There is, perhaps understandably, little of his relationship with ex-wife Dawn French. He makes mostly passing references to bad choices, when personal life loses out to showbusiness, and there is no mention of his stint at the Priory following a tabloid scandal. But where he is forthcoming he is nothing if not honest and self-castigating; about his yo-yoing weight, and abiding feelings of inadequacy.
As in his first book, there remains a sense that this journey is one of atonement. As an adolescent, Henry was a performer on The Black and White Minstrel Show, an “everlasting shame” that has seared itself into his psyche. His broadest characters were criticised by the black community for pandering to stereotypes. The burden of representation now seems unjust. For much of the 80s, he was the only black person on television, “apart from Trevor McDonald and Floella Benjamin, neither of whom was a standup comedian”.
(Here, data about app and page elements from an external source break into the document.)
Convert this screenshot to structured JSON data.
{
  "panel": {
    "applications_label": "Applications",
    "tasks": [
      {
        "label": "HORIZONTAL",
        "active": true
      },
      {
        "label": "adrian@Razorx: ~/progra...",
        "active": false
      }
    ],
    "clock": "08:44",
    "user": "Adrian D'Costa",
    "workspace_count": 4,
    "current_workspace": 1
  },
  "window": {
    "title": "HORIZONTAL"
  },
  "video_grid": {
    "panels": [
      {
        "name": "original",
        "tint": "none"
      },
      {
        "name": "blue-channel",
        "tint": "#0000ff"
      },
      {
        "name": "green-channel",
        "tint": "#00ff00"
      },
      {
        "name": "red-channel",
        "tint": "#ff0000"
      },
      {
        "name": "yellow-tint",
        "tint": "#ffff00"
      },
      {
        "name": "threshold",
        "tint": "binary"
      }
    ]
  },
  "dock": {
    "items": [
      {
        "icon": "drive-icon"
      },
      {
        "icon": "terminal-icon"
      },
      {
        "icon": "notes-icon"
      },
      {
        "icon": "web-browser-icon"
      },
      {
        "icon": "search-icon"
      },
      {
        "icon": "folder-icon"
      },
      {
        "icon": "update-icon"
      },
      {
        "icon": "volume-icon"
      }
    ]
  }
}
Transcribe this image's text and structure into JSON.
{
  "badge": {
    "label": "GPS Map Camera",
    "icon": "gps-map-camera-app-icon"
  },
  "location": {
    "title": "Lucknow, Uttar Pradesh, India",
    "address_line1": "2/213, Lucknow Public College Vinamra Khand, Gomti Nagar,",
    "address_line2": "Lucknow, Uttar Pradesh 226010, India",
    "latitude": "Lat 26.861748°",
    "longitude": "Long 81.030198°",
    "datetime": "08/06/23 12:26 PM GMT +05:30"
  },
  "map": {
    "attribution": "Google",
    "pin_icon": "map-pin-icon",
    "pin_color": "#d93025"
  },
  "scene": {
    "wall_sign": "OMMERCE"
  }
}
Slowly, Henry edges away from “yelling and gurning”, is dissuaded from the music career he hankers after and coached into a naturalistic acting style. He has endless energy, a producer’s eye for talented collaborators, and uses his fame to create a more progressive future. No one should have to rise against the odds. He hires diverse crews, runs competitions to find new writers, sets up a production company to tell stories that never get past the old gatekeepers. He may not be cited as an influence by young performers, but he paved the way for many.
Elsewhere, interviews with colleagues such as Ullman and film-maker Andy Harries are transcribed for a few pages. This feels half-baked. The jokey tone comes off as an unnecessary attempt to soften the pain, of which there is much. The most moving passages concern the declining health of Henry’s mother, Winifred, whom he adores. When he was a child, she would beat him hard and often, with belt buckles and cooking pots to the face. When he raises this with her, she says she did it to harden him to the setbacks of the adult world. When he confesses that he is struggling to spin the plates of his fame, she orders him to shut his mouth.
To date, Henry has won the prestigious TV award the Golden Rose of Montreux, helped raise more than a billion pounds for good causes, diversified his industry and grown into a beloved elder statesman of television. Yet what shall it profit a man? The book’s lasting impression is a sad one: the dutiful son unable to forgive himself for being too busy to take his mother on a final trip to Jamaica.
“I let the work take over. Silly sod,” he says, closing the chapter on his most prolific years with the realisation that no achievement can ever be enough or life path free of regret. By this account, success is no laughing matter.
Rhik Samadder is the author of I Never Said I Loved You (Headline)